## Exercise material:
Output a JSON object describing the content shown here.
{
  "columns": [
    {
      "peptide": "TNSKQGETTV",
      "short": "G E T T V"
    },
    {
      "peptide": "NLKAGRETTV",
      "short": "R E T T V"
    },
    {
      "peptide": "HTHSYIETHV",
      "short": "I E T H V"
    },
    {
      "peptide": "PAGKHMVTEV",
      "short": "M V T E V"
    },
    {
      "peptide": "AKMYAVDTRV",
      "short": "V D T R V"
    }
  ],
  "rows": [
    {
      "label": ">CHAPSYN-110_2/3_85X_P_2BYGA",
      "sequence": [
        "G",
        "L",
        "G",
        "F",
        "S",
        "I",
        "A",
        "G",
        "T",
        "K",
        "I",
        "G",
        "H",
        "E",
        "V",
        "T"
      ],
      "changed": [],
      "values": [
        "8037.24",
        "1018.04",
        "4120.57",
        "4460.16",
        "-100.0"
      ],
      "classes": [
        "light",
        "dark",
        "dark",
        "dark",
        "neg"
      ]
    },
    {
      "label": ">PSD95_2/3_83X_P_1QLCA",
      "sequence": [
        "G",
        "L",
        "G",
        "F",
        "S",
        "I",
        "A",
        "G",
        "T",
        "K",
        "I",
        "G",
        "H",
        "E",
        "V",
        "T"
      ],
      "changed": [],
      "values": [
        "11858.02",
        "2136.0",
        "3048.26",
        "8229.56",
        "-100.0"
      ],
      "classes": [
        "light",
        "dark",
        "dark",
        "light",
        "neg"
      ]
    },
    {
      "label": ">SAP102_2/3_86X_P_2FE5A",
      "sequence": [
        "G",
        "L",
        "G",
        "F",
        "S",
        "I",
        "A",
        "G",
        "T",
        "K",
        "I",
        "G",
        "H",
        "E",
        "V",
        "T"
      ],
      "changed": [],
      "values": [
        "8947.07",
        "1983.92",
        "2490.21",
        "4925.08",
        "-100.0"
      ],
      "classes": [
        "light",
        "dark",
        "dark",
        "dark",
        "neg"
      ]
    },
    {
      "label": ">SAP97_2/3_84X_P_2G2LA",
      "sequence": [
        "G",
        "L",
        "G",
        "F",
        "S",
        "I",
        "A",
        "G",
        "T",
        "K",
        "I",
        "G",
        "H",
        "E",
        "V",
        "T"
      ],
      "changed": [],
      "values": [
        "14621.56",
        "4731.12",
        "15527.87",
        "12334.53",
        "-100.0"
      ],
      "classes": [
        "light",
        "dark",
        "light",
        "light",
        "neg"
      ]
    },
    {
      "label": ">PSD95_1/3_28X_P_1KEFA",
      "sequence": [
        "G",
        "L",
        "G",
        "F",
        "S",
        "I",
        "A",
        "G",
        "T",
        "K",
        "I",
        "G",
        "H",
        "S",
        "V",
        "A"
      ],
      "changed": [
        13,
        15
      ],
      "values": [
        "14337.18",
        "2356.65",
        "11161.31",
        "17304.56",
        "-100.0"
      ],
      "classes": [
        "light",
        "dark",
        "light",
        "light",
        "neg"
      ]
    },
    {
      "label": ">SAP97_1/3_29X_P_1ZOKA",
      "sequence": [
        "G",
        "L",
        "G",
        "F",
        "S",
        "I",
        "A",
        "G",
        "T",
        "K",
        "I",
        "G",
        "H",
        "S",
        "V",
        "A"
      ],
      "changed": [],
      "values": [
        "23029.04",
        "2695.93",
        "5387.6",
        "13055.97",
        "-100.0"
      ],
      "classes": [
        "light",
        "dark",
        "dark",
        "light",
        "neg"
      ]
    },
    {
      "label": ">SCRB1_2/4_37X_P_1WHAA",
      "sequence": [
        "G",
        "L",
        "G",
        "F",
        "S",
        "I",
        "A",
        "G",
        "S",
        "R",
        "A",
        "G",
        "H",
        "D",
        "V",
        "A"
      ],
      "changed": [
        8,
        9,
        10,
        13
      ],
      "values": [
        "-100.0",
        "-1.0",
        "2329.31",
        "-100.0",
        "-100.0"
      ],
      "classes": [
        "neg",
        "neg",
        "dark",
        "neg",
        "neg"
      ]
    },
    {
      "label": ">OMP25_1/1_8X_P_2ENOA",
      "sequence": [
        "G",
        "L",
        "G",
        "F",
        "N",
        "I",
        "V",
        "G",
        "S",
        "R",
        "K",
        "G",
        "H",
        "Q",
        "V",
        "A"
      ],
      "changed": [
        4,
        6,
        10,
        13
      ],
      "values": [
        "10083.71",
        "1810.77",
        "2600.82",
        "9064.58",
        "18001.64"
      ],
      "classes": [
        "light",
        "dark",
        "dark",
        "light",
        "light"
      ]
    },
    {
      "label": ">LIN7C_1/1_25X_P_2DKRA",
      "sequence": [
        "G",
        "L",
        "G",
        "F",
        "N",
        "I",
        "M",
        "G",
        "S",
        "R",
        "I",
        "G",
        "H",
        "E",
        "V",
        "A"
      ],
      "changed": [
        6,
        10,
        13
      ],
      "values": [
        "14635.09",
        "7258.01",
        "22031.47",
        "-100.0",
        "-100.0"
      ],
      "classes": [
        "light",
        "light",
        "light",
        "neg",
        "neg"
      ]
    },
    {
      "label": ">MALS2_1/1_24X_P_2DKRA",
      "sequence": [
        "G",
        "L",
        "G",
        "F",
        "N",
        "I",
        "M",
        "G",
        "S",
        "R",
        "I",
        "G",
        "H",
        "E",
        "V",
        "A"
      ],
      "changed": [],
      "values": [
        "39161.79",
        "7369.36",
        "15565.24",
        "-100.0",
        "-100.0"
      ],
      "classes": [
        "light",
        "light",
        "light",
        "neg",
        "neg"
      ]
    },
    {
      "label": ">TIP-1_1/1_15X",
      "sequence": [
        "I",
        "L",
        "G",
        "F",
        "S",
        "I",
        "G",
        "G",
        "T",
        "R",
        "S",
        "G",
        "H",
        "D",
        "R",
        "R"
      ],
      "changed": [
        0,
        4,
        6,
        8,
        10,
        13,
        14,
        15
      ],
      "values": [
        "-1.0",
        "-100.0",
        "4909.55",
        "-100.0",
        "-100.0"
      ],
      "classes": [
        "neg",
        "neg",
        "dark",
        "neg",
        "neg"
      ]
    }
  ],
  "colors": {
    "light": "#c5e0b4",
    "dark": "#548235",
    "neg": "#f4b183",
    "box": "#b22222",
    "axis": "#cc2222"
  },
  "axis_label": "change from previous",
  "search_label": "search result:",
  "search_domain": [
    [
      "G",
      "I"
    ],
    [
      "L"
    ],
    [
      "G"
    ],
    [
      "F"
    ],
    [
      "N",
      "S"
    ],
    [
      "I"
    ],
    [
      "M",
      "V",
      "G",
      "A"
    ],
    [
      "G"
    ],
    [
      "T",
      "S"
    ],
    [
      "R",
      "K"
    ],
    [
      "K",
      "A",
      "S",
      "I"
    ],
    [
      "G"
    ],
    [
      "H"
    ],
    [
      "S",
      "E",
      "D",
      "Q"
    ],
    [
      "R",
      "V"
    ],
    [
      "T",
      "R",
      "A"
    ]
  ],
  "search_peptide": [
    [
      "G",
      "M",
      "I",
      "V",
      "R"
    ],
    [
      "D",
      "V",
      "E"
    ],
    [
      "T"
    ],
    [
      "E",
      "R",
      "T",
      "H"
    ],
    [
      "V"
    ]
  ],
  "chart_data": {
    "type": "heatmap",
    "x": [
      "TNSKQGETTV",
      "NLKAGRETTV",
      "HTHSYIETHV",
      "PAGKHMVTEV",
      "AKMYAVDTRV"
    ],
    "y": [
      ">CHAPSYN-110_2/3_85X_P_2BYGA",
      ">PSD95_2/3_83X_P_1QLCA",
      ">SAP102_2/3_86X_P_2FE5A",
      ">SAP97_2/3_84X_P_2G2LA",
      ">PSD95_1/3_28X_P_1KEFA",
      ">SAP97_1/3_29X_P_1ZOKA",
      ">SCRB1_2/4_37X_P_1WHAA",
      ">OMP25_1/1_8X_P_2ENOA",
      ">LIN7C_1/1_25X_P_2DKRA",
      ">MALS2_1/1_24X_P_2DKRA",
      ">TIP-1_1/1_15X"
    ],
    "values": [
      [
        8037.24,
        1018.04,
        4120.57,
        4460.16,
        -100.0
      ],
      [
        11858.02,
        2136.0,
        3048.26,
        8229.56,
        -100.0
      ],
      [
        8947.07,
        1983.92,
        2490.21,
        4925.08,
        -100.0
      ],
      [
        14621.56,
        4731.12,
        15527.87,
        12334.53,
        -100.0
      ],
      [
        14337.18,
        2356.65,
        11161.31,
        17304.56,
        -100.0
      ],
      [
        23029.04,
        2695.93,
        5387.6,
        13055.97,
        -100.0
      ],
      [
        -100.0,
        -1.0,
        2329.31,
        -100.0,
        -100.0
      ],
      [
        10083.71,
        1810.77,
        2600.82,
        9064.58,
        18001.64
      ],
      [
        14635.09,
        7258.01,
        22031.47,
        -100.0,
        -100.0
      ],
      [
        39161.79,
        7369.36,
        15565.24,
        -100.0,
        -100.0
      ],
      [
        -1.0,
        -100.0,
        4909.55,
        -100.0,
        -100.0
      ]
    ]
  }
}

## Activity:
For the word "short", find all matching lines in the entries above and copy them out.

## Response:
      "short": "G E T T V"
      "short": "R E T T V"
      "short": "I E T H V"
      "short": "M V T E V"
      "short": "V D T R V"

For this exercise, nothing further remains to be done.